“AND YOUR EARS
SHALL HEAR A WORD
BEHIND YOU …”
A five-gallon can of kerosene dangled from his fingers as he headed toward the end of the hall. Thirty seconds passed … then WHOOSH. Fumes ignited. Her head jutted through the bedroom doorway, peering down the hallway toward the sound. A circle of fire completely surrounded him. He screamed, “Grab blankets!” The quiet slowing of time, where one forgets to breathe, paralyzed her, and she didn’t move. Then he was there, snatching a quilt from over her shoulder then racing back down the hall. She followed, a handmade rug skimming the carpet as she rushed toward the spreading fire. She didn’t hear the quilt slicing through the air or him beating at the flames in desperation. Her mind was numb.
He scrambled back down the hallway for the garden hose, leaving her thrashing the fire with her rug. Neither thought of the exterior door, nor the supply hoses for the washing machine the kerosene heater was sandwiched between. Time just clicked by as a second hand; visual and sensory blinks of mechanical movements dancing alongside the spreading fire. Suddenly she was aware her torso was bent directly over the lit kerosene heater! She skirted past it, attacking the fire’s charge. The downward motion of her rug trapped fresh air, fueling the flames like a bellow, yet she worked on, her mind intent on quenching the blaze.
“THIS IS THE WAY,
WALK IN IT ” …
It was that firm voice she heard that brought her to a momentary stillness. “GO,” the powerful voice commanded. The rug slipped from her fingers as she turned, and stiffly walked through the mounting smoke toward the front door. It was a dreamlike state she floated though, this hall leading to her living room and the kitchen just beyond. Collections of family heirlooms and decades of irreplaceable old portraits hung on the walls, lovingly arranged by her own hands. Volumes of antique poetry, and every piece of music she’d ever written – all just sixty seconds away from the hot, consuming fingers of the fire.

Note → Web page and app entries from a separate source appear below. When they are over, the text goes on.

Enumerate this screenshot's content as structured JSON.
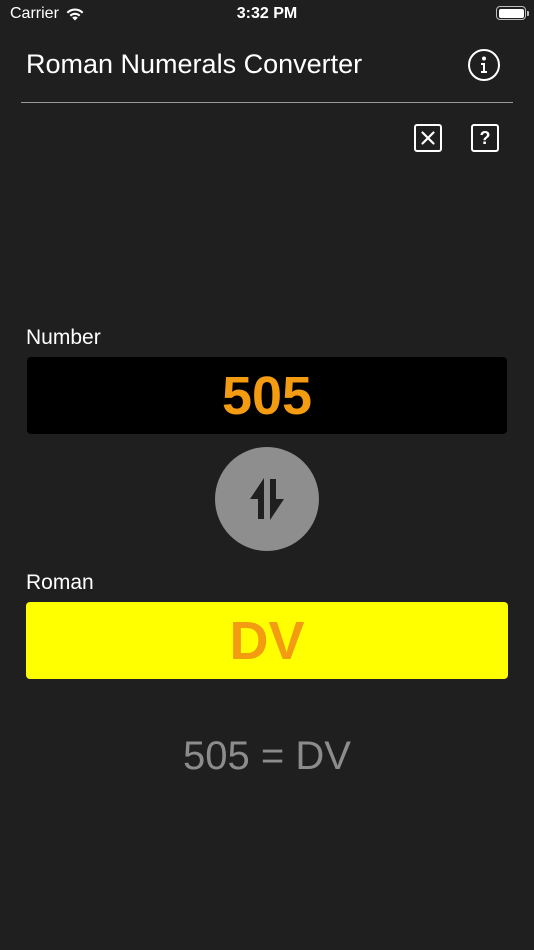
{
  "status_bar": {
    "carrier": "Carrier",
    "time": "3:32 PM",
    "wifi_icon": "wifi-icon",
    "battery_icon": "battery-icon"
  },
  "header": {
    "title": "Roman Numerals Converter",
    "info_icon": "info-icon"
  },
  "toolbar": {
    "clear_icon": "close-box-icon",
    "help_label": "?"
  },
  "number": {
    "label": "Number",
    "value": "505"
  },
  "swap": {
    "icon": "swap-arrows-icon"
  },
  "roman": {
    "label": "Roman",
    "value": "DV"
  },
  "result": {
    "text": "505 = DV"
  },
  "colors": {
    "background": "#1f1f1f",
    "accent_orange": "#f39c12",
    "roman_field_bg": "#ffff00",
    "number_field_bg": "#000000",
    "swap_button_bg": "#8e8e8e",
    "result_text": "#8c8c8c"
  }
}
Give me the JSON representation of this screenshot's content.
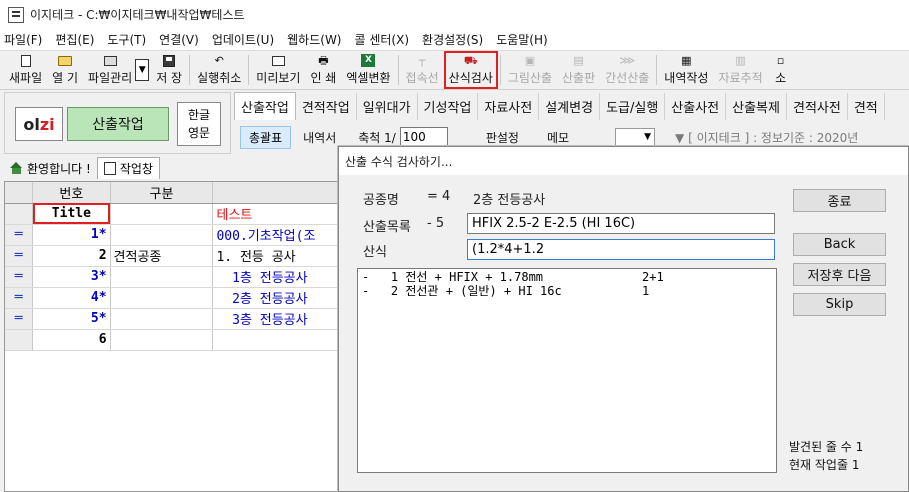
{
  "window": {
    "title": "이지테크 - C:₩이지테크₩내작업₩테스트"
  },
  "menu": [
    "파일(F)",
    "편집(E)",
    "도구(T)",
    "연결(V)",
    "업데이트(U)",
    "웹하드(W)",
    "콜 센터(X)",
    "환경설정(S)",
    "도움말(H)"
  ],
  "toolbar": {
    "items": [
      {
        "label": "새파일",
        "icon": "new-file-icon",
        "enabled": true
      },
      {
        "label": "열 기",
        "icon": "open-folder-icon",
        "enabled": true
      },
      {
        "label": "파일관리",
        "icon": "file-manager-icon",
        "enabled": true
      },
      {
        "label": "저 장",
        "icon": "save-icon",
        "enabled": true
      },
      {
        "label": "실행취소",
        "icon": "undo-icon",
        "enabled": true
      },
      {
        "label": "미리보기",
        "icon": "preview-icon",
        "enabled": true
      },
      {
        "label": "인 쇄",
        "icon": "print-icon",
        "enabled": true
      },
      {
        "label": "엑셀변환",
        "icon": "excel-icon",
        "enabled": true
      },
      {
        "label": "접속선",
        "icon": "connect-line-icon",
        "enabled": false
      },
      {
        "label": "산식검사",
        "icon": "formula-check-icon",
        "enabled": true,
        "highlighted": true
      },
      {
        "label": "그림산출",
        "icon": "picture-calc-icon",
        "enabled": false
      },
      {
        "label": "산출판",
        "icon": "calc-board-icon",
        "enabled": false
      },
      {
        "label": "간선산출",
        "icon": "trunk-calc-icon",
        "enabled": false
      },
      {
        "label": "내역작성",
        "icon": "statement-icon",
        "enabled": true
      },
      {
        "label": "자료추적",
        "icon": "data-trace-icon",
        "enabled": false
      },
      {
        "label": "소",
        "icon": "more-icon",
        "enabled": true
      }
    ]
  },
  "left_panel": {
    "logo_text_1": "ol",
    "logo_text_2": "zi",
    "calc_button": "산출작업",
    "lang_1": "한글",
    "lang_2": "영문"
  },
  "tabs": [
    "산출작업",
    "견적작업",
    "일위대가",
    "기성작업",
    "자료사전",
    "설계변경",
    "도급/실행",
    "산출사전",
    "산출복제",
    "견적사전",
    "견적"
  ],
  "subrow": {
    "totals": "총괄표",
    "statement": "내역서",
    "scale_label": "축척 1/",
    "scale_value": "100",
    "plate": "판설정",
    "memo": "메모",
    "combo_arrow": "▼",
    "info_arrow": "▼",
    "info": "[ 이지테크 ] : 정보기준 : 2020년 "
  },
  "work_tabs": {
    "welcome": "환영합니다 !",
    "workwindow": "작업창"
  },
  "grid": {
    "headers": [
      "번호",
      "구분",
      ""
    ],
    "rows": [
      {
        "marker": "",
        "num": "Title",
        "div": "",
        "text": "테스트",
        "text_color": "red",
        "num_style": "title"
      },
      {
        "marker": "═",
        "num": "1*",
        "div": "",
        "text": "000.기초작업(조",
        "text_color": "blue",
        "num_style": "blue"
      },
      {
        "marker": "═",
        "num": "2",
        "div": "견적공종",
        "text": "1. 전등 공사",
        "text_color": "black",
        "num_style": "plain"
      },
      {
        "marker": "═",
        "num": "3*",
        "div": "",
        "text": "  1층 전등공사",
        "text_color": "blue",
        "num_style": "blue"
      },
      {
        "marker": "═",
        "num": "4*",
        "div": "",
        "text": "  2층 전등공사",
        "text_color": "blue",
        "num_style": "blue"
      },
      {
        "marker": "═",
        "num": "5*",
        "div": "",
        "text": "  3층 전등공사",
        "text_color": "blue",
        "num_style": "blue"
      },
      {
        "marker": "",
        "num": "6",
        "div": "",
        "text": "",
        "text_color": "black",
        "num_style": "plain"
      }
    ]
  },
  "dialog": {
    "title": "산출 수식 검사하기...",
    "work_type_label": "공종명",
    "work_type_num": "= 4",
    "work_type_value": "2층 전등공사",
    "item_label": "산출목록",
    "item_num": "- 5",
    "item_value": "HFIX 2.5-2 E-2.5 (HI 16C)",
    "formula_label": "산식",
    "formula_value": "(1.2*4+1.2",
    "list": [
      {
        "left": "-   1 전선 + HFIX + 1.78mm",
        "right": "2+1"
      },
      {
        "left": "-   2 전선관 + (일반) + HI 16c",
        "right": "1"
      }
    ],
    "buttons": {
      "close": "종료",
      "back": "Back",
      "save_next": "저장후 다음",
      "skip": "Skip"
    },
    "found_lines": "발견된 줄 수 1",
    "current_line": "현재 작업줄 1"
  },
  "colors": {
    "highlight": "#e02020",
    "calc_button": "#b9e5b9",
    "blue_text": "#0000c0",
    "red_text": "#e01010"
  }
}
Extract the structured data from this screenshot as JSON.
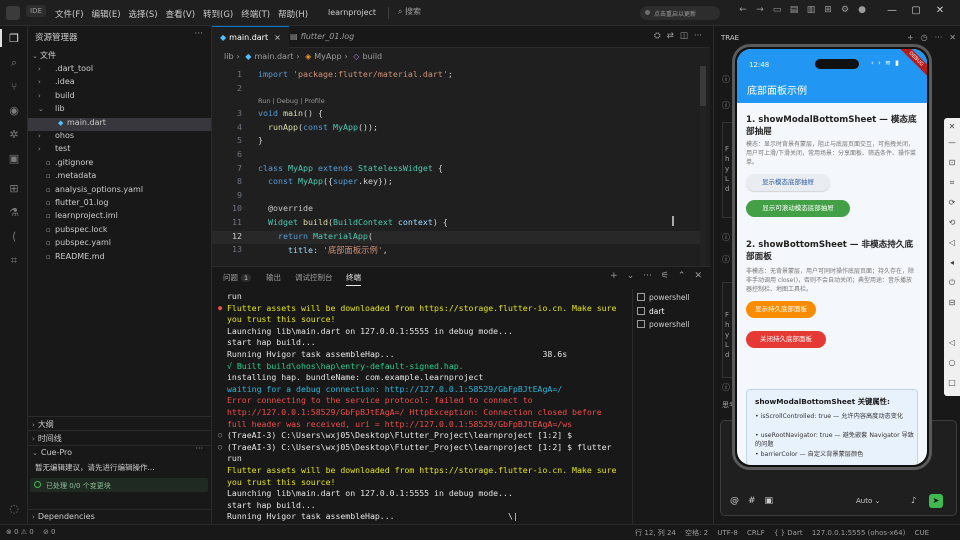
{
  "titlebar": {
    "ide_label": "IDE",
    "menu": [
      "文件(F)",
      "编辑(E)",
      "选择(S)",
      "查看(V)",
      "转到(G)",
      "终端(T)",
      "帮助(H)"
    ],
    "project": "learnproject",
    "search": "搜索",
    "update": "点击重启以更新"
  },
  "sidebar": {
    "title": "资源管理器",
    "section": "文件",
    "items": [
      {
        "label": ".dart_tool",
        "kind": "folder"
      },
      {
        "label": ".idea",
        "kind": "folder"
      },
      {
        "label": "build",
        "kind": "folder"
      },
      {
        "label": "lib",
        "kind": "folder-open"
      },
      {
        "label": "main.dart",
        "kind": "dart"
      },
      {
        "label": "ohos",
        "kind": "folder"
      },
      {
        "label": "test",
        "kind": "folder"
      },
      {
        "label": ".gitignore",
        "kind": "file"
      },
      {
        "label": ".metadata",
        "kind": "file"
      },
      {
        "label": "analysis_options.yaml",
        "kind": "file"
      },
      {
        "label": "flutter_01.log",
        "kind": "file"
      },
      {
        "label": "learnproject.iml",
        "kind": "file"
      },
      {
        "label": "pubspec.lock",
        "kind": "file"
      },
      {
        "label": "pubspec.yaml",
        "kind": "file"
      },
      {
        "label": "README.md",
        "kind": "file"
      }
    ],
    "outline": "大纲",
    "timeline": "时间线",
    "cue_title": "Cue-Pro",
    "cue_message": "暂无编辑建议，请先进行编辑操作...",
    "cue_status": "已处理 0/0 个变更块",
    "dependencies": "Dependencies"
  },
  "editor": {
    "tabs": [
      {
        "label": "main.dart",
        "active": true
      },
      {
        "label": "flutter_01.log",
        "active": false
      }
    ],
    "breadcrumb": [
      "lib",
      "main.dart",
      "MyApp",
      "build"
    ],
    "codelens": "Run | Debug | Profile",
    "current_line": 12,
    "lines": [
      {
        "n": "1",
        "html": "<span class=\"kw\">import</span> <span class=\"str\">'package:flutter/material.dart'</span><span class=\"txt\">;</span>"
      },
      {
        "n": "2",
        "html": ""
      },
      {
        "n": "3",
        "html": "<span class=\"kw\">void</span> <span class=\"fn\">main</span><span class=\"txt\">() {</span>"
      },
      {
        "n": "4",
        "html": "  <span class=\"fn\">runApp</span><span class=\"txt\">(</span><span class=\"kw\">const</span> <span class=\"cls\">MyApp</span><span class=\"txt\">());</span>"
      },
      {
        "n": "5",
        "html": "<span class=\"txt\">}</span>"
      },
      {
        "n": "6",
        "html": ""
      },
      {
        "n": "7",
        "html": "<span class=\"kw\">class</span> <span class=\"cls\">MyApp</span> <span class=\"kw\">extends</span> <span class=\"cls\">StatelessWidget</span> <span class=\"txt\">{</span>"
      },
      {
        "n": "8",
        "html": "  <span class=\"kw\">const</span> <span class=\"cls\">MyApp</span><span class=\"txt\">({</span><span class=\"kw\">super</span><span class=\"txt\">.key});</span>"
      },
      {
        "n": "9",
        "html": ""
      },
      {
        "n": "10",
        "html": "  <span class=\"ann\">@override</span>"
      },
      {
        "n": "11",
        "html": "  <span class=\"cls\">Widget</span> <span class=\"fn\">build</span><span class=\"txt\">(</span><span class=\"cls\">BuildContext</span> <span class=\"prm\">context</span><span class=\"txt\">) {</span>"
      },
      {
        "n": "12",
        "html": "    <span class=\"kw\">return</span> <span class=\"cls\">MaterialApp</span><span class=\"txt\">(</span>"
      },
      {
        "n": "13",
        "html": "      <span class=\"prm\">title</span><span class=\"txt\">: </span><span class=\"str\">'底部面板示例'</span><span class=\"txt\">,</span>"
      }
    ]
  },
  "panel": {
    "tabs": [
      {
        "label": "问题",
        "badge": "1"
      },
      {
        "label": "输出"
      },
      {
        "label": "调试控制台"
      },
      {
        "label": "终端",
        "active": true
      }
    ],
    "terminals": [
      "powershell",
      "dart",
      "powershell"
    ],
    "lines": [
      {
        "cls": "t-white",
        "mk": "",
        "text": "run"
      },
      {
        "cls": "t-yel",
        "mk": "red",
        "text": "Flutter assets will be downloaded from https://storage.flutter-io.cn. Make sure"
      },
      {
        "cls": "t-yel",
        "mk": "",
        "text": "you trust this source!"
      },
      {
        "cls": "t-white",
        "mk": "",
        "text": "Launching lib\\main.dart on 127.0.0.1:5555 in debug mode..."
      },
      {
        "cls": "t-white",
        "mk": "",
        "text": "start hap build..."
      },
      {
        "cls": "t-white",
        "mk": "",
        "text": "Running Hvigor task assembleHap...                              38.6s"
      },
      {
        "cls": "t-grn",
        "mk": "",
        "text": "√ Built build\\ohos\\hap\\entry-default-signed.hap."
      },
      {
        "cls": "t-white",
        "mk": "",
        "text": "installing hap. bundleName: com.example.learnproject"
      },
      {
        "cls": "t-cyan",
        "mk": "",
        "text": "waiting for a debug connection: http://127.0.0.1:58529/GbFpBJtEAgA=/"
      },
      {
        "cls": "t-red",
        "mk": "",
        "text": "Error connecting to the service protocol: failed to connect to"
      },
      {
        "cls": "t-red",
        "mk": "",
        "text": "http://127.0.0.1:58529/GbFpBJtEAgA=/ HttpException: Connection closed before"
      },
      {
        "cls": "t-red",
        "mk": "",
        "text": "full header was received, uri = http://127.0.0.1:58529/GbFpBJtEAgA=/ws"
      },
      {
        "cls": "t-white",
        "mk": "grey",
        "text": "(TraeAI-3) C:\\Users\\wxj05\\Desktop\\Flutter_Project\\learnproject [1:2] $"
      },
      {
        "cls": "t-white",
        "mk": "grey",
        "text": "(TraeAI-3) C:\\Users\\wxj05\\Desktop\\Flutter_Project\\learnproject [1:2] $ flutter"
      },
      {
        "cls": "t-white",
        "mk": "",
        "text": "run"
      },
      {
        "cls": "t-yel",
        "mk": "",
        "text": "Flutter assets will be downloaded from https://storage.flutter-io.cn. Make sure"
      },
      {
        "cls": "t-yel",
        "mk": "",
        "text": "you trust this source!"
      },
      {
        "cls": "t-white",
        "mk": "",
        "text": "Launching lib\\main.dart on 127.0.0.1:5555 in debug mode..."
      },
      {
        "cls": "t-white",
        "mk": "",
        "text": "start hap build..."
      },
      {
        "cls": "t-white",
        "mk": "",
        "text": "Running Hvigor task assembleHap...                       \\|"
      }
    ]
  },
  "right": {
    "title": "TRAE",
    "code_lines_1": [
      "F",
      "h",
      "y",
      "L",
      "d"
    ],
    "code_lines_2": [
      "F",
      "h",
      "y",
      "L",
      "d"
    ],
    "think_label": "思考",
    "input_placeholder": "",
    "auto_label": "Auto"
  },
  "phone": {
    "time": "12:48",
    "debug": "DEBUG",
    "appbar_title": "底部面板示例",
    "h1": "1. showModalBottomSheet — 模态底部抽屉",
    "d1": "模态：显示时背景有蒙层，阻止与底层页面交互，可拖拽关闭，用户可上滑/下滑关闭，常用场景：分享面板、筛选条件、操作菜单。",
    "btn1": "显示模态底部抽屉",
    "btn2": "显示可滚动模态底部抽屉",
    "h2": "2. showBottomSheet — 非模态持久底部面板",
    "d2": "非模态：无背景蒙层，用户可同时操作底层页面；持久存在，除非手动调用 close()，否则不会自动关闭；典型用途：音乐播放器控制栏、地图工具栏。",
    "btn3": "显示持久底部面板",
    "btn4": "关闭持久底部面板",
    "card_title": "showModalBottomSheet 关键属性:",
    "card_items": [
      "• isScrollControlled: true — 允许内容高度动态变化",
      "• useRootNavigator: true — 避免嵌套 Navigator 导致的问题",
      "• barrierColor — 自定义背景蒙层颜色"
    ]
  },
  "statusbar": {
    "left": [
      "⊗ 0 ⚠ 0",
      "⊘ 0"
    ],
    "right": [
      "行 12, 列 24",
      "空格: 2",
      "UTF-8",
      "CRLF",
      "{ } Dart",
      "127.0.0.1:5555 (ohos-x64)",
      "CUE"
    ]
  }
}
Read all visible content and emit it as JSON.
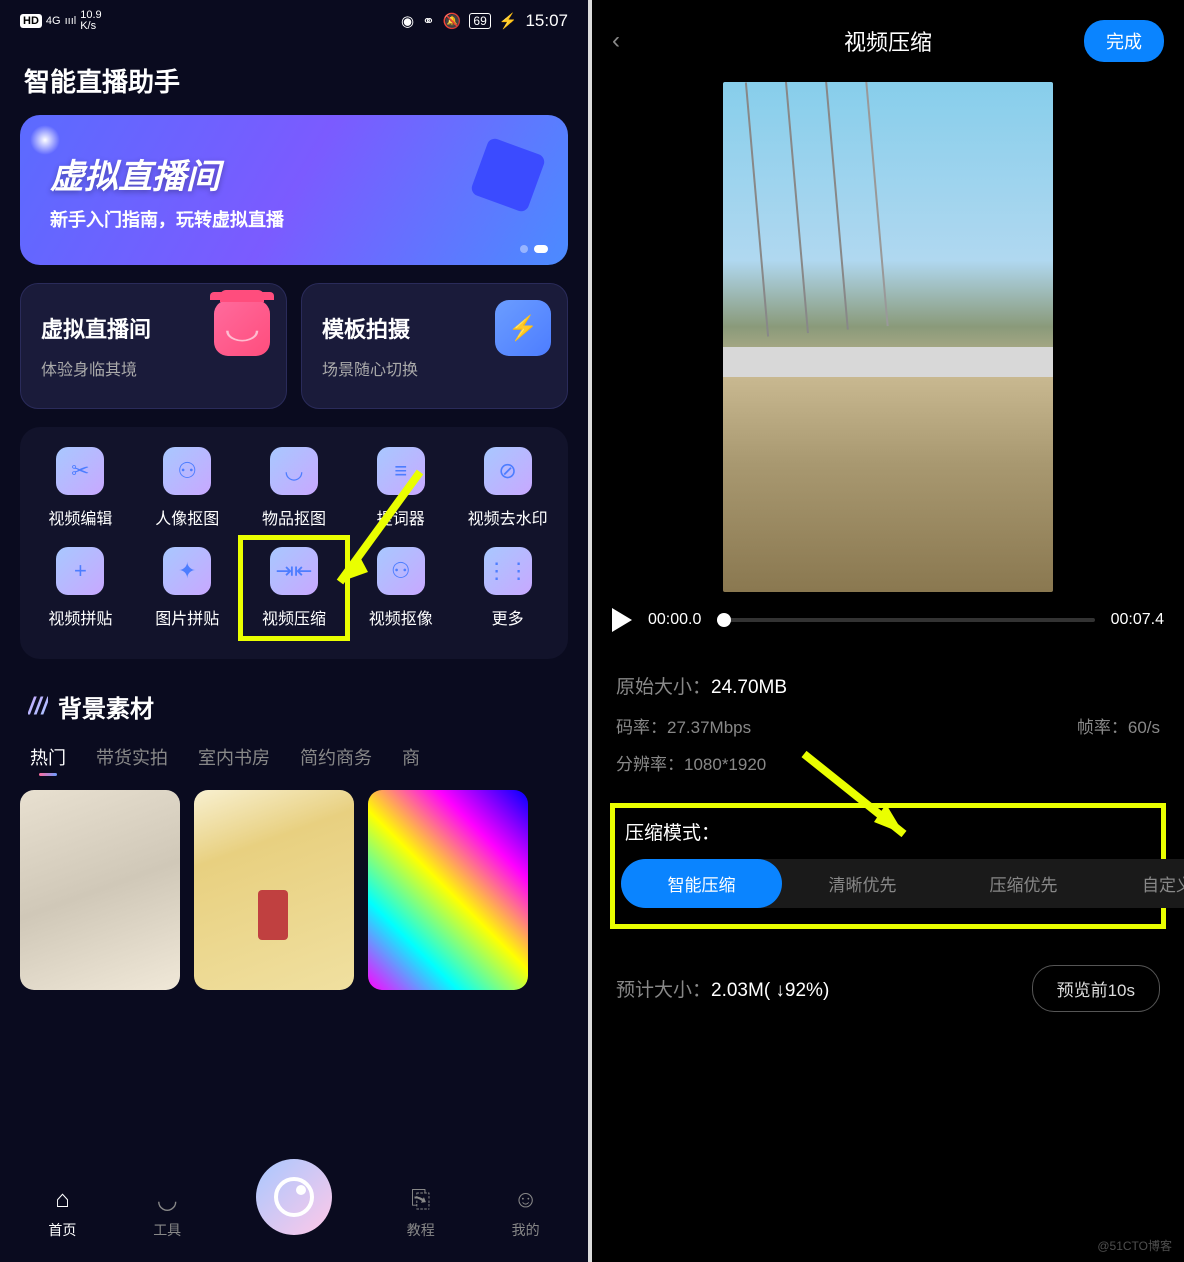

She stood in the open doorway and watched him frantically trying to attach the garden hose to the water source. He yelled to her to hold the hose end in place while he rushed past her to quench the fire, but it was useless, the fire was already licking at the entrance of the living room. They stumbled backward into the yard to watch as some of their neighbors gathered alongside them. Fire trucks screamed in the distance, then as the back door imploded, a massive backdraft careened through her home and blew out the kitchen’s bay windows.
Surely, it was the hand of YAH that saved them that day.
Father, in times like these I know You’re there,
when all is lost but for You –
and the gulf between life and death
is just too great a challenge for human form …
I’ve learned to wait,
Father, on You.